Mimerose Beaubrun's book Nan Dòmi: An Initiate's Journey into Haitian Vodou — the first part of the title refers to a spiritual state — is a welcome addition to the canon of vodou scholarship, a deeply felt inside account of a faith of often daunting complexity.
Beaubrun is one of the leaders of the Haitian vodou-rock band Boukman Eksperyans — named for one of the heroes of Haiti's revolution — which features music that combines propulsive vodou drumming with Jimi Hendrix-like guitar runs. Beaubrun came to the religion as a trained anthropologist, but as the narrative makes clear, she soon found a deeper and more fundamental connection to it.
Often given short shrift by journalists and others seeking to understand Haiti's turbulent political history, the vodou faith has been pivotal at many critical times in Haiti’s development, including during its long struggle for independence from France. Its relevance continues into the present day, when watchful eyes can discern subtle vodou imagery among Haiti's politicians. Vodou remains at the center of the daily experience for many in the country, its complex web of deities and rituals throbbing through life like the plangent sound of a rada drum beating in the tropical night.
Over the years, outstanding books have been written about Haiti's distinctive blend of African religious faith and European-derived ceremonial flourish.
In 1953, the Russian-American avant-garde filmmaker Maya Deren published Divine Horsemen: The Living Gods of Haiti, a companion piece to her film of the same title, which chronicled four years of research into the faith. Five years later, the Swiss anthropologist Alfred Métraux published Voodoo in Haiti, in large part the result of his travels around the country with the great Haitian author Jacques Roumain.

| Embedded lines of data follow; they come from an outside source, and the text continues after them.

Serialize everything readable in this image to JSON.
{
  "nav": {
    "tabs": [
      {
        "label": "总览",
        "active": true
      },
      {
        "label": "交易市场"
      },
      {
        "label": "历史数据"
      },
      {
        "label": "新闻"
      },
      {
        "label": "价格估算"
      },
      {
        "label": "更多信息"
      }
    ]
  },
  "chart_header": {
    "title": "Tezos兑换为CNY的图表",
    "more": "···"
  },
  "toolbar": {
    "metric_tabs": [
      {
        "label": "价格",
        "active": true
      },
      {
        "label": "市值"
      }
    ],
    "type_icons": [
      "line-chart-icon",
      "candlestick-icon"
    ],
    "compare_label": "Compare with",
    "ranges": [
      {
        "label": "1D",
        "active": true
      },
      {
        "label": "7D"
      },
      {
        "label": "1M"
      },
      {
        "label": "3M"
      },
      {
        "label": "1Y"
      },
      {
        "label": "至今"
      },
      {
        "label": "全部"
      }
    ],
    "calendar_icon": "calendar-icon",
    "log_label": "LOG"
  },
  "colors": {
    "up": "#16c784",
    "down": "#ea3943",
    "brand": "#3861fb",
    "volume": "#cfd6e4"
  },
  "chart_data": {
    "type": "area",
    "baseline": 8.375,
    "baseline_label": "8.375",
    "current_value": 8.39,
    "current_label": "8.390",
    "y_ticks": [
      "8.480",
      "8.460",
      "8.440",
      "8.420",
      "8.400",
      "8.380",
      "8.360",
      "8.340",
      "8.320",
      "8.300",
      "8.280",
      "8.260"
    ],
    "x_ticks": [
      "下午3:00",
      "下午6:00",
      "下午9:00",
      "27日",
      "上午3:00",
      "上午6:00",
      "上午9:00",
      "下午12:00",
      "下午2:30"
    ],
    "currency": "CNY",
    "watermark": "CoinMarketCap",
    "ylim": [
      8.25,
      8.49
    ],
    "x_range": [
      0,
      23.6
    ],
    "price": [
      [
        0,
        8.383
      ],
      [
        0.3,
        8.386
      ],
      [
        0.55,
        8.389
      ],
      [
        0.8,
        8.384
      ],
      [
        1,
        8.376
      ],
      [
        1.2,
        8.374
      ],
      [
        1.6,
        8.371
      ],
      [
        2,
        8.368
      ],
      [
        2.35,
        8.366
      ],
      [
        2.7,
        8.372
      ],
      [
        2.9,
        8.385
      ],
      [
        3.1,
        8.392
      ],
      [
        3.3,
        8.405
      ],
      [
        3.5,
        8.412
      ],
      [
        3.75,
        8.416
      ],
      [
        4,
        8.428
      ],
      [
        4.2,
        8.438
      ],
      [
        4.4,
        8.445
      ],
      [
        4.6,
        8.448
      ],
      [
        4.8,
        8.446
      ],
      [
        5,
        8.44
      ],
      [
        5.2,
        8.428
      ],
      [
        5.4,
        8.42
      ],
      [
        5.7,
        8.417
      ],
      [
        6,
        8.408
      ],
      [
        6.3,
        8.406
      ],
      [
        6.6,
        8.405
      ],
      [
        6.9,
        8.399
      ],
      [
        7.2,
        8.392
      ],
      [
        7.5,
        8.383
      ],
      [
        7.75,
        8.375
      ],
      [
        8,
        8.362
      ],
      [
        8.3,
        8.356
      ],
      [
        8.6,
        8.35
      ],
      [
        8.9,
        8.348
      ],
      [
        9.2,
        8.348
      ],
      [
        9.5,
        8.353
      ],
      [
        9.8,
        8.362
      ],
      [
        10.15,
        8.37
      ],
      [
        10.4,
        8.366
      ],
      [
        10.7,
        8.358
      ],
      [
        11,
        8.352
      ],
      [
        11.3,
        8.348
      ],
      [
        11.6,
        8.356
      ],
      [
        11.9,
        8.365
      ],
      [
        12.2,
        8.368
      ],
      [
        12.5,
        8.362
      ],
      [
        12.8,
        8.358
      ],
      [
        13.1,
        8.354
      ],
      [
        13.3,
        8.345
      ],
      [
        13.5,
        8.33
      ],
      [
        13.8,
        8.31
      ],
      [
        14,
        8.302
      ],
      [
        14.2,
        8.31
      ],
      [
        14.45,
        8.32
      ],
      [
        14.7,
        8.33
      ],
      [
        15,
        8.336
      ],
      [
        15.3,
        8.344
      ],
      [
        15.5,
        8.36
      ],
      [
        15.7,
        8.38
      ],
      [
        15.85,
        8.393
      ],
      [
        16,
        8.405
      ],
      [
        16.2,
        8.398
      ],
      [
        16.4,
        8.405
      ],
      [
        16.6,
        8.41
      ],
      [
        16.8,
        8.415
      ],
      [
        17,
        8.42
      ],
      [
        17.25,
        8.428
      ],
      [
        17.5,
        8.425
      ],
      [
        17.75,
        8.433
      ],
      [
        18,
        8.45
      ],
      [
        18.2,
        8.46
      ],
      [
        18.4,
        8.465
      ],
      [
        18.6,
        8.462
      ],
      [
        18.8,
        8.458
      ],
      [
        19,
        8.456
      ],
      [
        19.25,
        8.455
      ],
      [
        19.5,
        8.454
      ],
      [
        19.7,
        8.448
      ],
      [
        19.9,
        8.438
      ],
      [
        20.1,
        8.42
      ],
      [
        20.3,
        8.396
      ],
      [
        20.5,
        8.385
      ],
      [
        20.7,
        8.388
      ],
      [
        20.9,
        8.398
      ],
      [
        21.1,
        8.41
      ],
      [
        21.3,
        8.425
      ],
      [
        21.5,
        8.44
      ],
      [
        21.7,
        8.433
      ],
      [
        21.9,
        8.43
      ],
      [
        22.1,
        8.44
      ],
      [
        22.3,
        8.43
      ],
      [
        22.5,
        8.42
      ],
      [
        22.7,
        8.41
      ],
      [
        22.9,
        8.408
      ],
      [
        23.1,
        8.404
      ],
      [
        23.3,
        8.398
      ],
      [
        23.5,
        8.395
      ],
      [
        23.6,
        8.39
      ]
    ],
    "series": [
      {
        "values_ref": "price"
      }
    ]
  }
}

They documented vodou traditions for Haiti's Bureau d’Ethnologie, which Roumain had established to legitimize the study of Haiti's peasant traditions.
To this tradition Beaubrun makes her contribution. Among her first-person accounts of possession and other interior aspects of the faith, readers are treated to a tapestry of invocations, consumption of esoteric, perhaps hallucinogenic, concoctions, lots of drumming, dancing and chanting. Some of the direct descriptions of vodou goings-on may seem esoteric to the point of magic realism to the lay reader, and the book could have used a heavier, more explanatory editorial hand. Many readers may be left wondering what a “caco” (basically an armed peasant rebel) is, for example, but the intimacy with which Beaubrun relates her strange tale gives a unique immediacy to the book.
Beaubrun does not present her story in an overtly political context. But a shadow of Haiti's fratricidal political battles is apparent when one of Beaubrun's vodou mentors tells her that “each living being is a warrior and he is alone in combat. Depending on his magical force . . . to undertake battle, he will be the victor or the loser.”
At one point in the narrative, one member of Haiti’s vodou pantheon — said to have been a Carib chieftain on the pre-colonial island — is said to have prophesied that Haiti was “going to experience two hundred years of tribulations” but “she will not perish.” In the faith documented in Nan Dòmi, the reader begins to get a flavor for how such a seemingly benighted place could have endured for so long.
Michael Deibert is the author of “The Democratic Republic of Congo: Between Hope and Despair.”